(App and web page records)
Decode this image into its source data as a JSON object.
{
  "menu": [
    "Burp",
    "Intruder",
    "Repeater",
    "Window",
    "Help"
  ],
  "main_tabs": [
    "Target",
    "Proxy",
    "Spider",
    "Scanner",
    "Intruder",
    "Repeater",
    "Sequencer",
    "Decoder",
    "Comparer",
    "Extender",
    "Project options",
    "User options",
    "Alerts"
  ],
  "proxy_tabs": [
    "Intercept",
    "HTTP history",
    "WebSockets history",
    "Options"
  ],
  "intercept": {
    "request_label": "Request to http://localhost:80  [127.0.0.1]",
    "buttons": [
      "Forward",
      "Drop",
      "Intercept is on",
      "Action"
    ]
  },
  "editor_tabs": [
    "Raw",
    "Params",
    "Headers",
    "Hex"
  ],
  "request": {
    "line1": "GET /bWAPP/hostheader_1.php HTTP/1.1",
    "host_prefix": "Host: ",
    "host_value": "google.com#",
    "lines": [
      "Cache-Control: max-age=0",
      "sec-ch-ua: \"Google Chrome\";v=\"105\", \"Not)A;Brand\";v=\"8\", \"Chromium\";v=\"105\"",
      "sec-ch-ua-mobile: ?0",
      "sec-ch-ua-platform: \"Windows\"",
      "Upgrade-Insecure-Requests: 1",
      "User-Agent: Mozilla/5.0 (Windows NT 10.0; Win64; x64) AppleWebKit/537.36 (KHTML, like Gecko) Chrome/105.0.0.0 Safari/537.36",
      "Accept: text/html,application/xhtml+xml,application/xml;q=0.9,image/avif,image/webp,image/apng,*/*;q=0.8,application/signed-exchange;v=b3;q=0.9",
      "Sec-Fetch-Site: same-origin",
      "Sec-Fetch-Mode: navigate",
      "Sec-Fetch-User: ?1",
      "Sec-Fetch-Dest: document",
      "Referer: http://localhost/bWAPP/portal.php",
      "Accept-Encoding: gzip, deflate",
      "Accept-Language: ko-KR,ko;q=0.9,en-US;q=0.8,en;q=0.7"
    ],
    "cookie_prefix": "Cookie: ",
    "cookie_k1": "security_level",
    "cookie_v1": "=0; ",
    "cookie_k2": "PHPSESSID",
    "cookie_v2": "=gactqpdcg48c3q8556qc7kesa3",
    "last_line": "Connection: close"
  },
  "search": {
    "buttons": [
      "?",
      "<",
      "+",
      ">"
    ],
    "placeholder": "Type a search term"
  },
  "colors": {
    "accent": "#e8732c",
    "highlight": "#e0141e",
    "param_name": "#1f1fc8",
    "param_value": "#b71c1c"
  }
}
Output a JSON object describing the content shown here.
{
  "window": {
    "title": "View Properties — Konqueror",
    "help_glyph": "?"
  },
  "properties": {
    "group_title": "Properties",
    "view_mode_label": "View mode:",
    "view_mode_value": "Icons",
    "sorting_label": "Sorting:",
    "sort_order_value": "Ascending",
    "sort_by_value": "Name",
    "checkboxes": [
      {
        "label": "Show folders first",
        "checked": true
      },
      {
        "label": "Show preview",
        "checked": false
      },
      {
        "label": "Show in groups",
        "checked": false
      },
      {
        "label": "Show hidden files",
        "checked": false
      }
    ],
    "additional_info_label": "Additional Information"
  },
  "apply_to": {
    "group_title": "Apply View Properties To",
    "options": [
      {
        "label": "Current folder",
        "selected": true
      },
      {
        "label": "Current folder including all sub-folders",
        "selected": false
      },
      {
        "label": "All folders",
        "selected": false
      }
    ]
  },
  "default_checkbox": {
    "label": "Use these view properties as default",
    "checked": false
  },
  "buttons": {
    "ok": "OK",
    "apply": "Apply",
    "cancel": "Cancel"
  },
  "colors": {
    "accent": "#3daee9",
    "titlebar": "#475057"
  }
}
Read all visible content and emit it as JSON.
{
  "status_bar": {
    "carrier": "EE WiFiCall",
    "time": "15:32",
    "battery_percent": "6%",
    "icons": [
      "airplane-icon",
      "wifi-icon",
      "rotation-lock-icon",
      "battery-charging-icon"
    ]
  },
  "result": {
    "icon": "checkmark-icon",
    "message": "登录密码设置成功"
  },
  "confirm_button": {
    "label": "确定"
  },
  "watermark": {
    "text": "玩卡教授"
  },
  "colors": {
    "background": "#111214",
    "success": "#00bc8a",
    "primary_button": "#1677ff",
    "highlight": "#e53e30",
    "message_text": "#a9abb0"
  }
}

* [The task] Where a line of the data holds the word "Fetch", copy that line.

* [Task output]
      "Sec-Fetch-Site: same-origin",
      "Sec-Fetch-Mode: navigate",
      "Sec-Fetch-User: ?1",
      "Sec-Fetch-Dest: document",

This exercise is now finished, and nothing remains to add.